Neal: The depth of her feeling — we needed an actor who could really go deep. I’ve been watching her since she was a kid, and I knew she had this realm of emotion and depth that would make her perfect for the part. We never went for anyone else. One of our producers looked it the episode and said ‘this is one of the top five we’ve done over twelve years.’
This question is for everyone: after doing this episode, what advice would you have for women struggling with this rape kit situation?
Jennifer: For me, the thing I learned the most is that this episode is so dear to Mariska’s heart is because of her foundation. I was able to learn a lot about the rape backlog issue. I speak for a little people when I say that I think the assumption is that rape is the crime, but I learned during the episode that there is a greater crime that happens after the rape, when these women have horrible rape kit examinations after getting raped … putting through these test where nothing becomes of them. They sit on a shelf for years, and all this time the women live in fear not knowing if this person is caught and if he’s out there or watching them. It’s the deterioration of life and lack thereof that is the crime after the rape.

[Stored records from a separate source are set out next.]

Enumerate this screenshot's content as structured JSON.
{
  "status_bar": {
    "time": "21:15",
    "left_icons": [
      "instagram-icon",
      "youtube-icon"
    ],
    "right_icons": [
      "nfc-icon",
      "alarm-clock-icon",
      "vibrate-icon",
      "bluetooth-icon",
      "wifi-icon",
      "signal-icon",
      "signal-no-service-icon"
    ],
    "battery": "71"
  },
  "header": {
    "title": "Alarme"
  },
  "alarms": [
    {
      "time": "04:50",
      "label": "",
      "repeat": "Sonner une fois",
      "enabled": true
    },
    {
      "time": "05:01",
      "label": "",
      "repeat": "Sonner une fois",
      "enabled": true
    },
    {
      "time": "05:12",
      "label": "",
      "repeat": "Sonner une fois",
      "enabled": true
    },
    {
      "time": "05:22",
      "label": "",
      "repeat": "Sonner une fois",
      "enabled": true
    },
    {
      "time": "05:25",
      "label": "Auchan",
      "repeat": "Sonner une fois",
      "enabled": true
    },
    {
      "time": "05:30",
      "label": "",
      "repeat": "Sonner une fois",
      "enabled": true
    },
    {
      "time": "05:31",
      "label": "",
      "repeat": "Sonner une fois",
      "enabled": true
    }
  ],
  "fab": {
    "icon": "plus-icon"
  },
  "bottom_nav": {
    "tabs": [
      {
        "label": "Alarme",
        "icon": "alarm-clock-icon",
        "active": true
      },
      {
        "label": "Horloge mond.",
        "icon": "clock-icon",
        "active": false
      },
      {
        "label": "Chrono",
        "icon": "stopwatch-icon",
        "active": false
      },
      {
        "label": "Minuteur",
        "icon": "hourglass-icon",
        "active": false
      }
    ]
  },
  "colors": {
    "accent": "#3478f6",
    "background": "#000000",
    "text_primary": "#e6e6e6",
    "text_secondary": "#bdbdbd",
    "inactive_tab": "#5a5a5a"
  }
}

That is the episode we want to get out of this episode for people who find themselves in this situation is that if you’re going to get a rape kit examination, we are in a society who does not seem to understand the importance of checking these kits, is that these women have to check in on these kits — even if it brings back awful memories that these women do not want to deal with.
Neal: I echo what Jennifer is saying. Three things:
1. If you are a victim, you can and should come forward because there are people in law enforcement there to help. It’s nothing to be ashamed of.
2. If you’re fortunate to never have gone through this, there is still ways to take action, whether it is contacting your chief of police or city council.
3. Demanding that this backlog of rape kits is tested, and making sure the DNA isn’t degenerating.
Sarah: You have to follow up to the police. It puts a record there, and it gives a survivor a chance for justice.
At the same time, what makes the rape kits so difficult is that it is a 4-6 hour process, and it is the least we can do is test these kids and hope that the information found in those kids will help find some justice.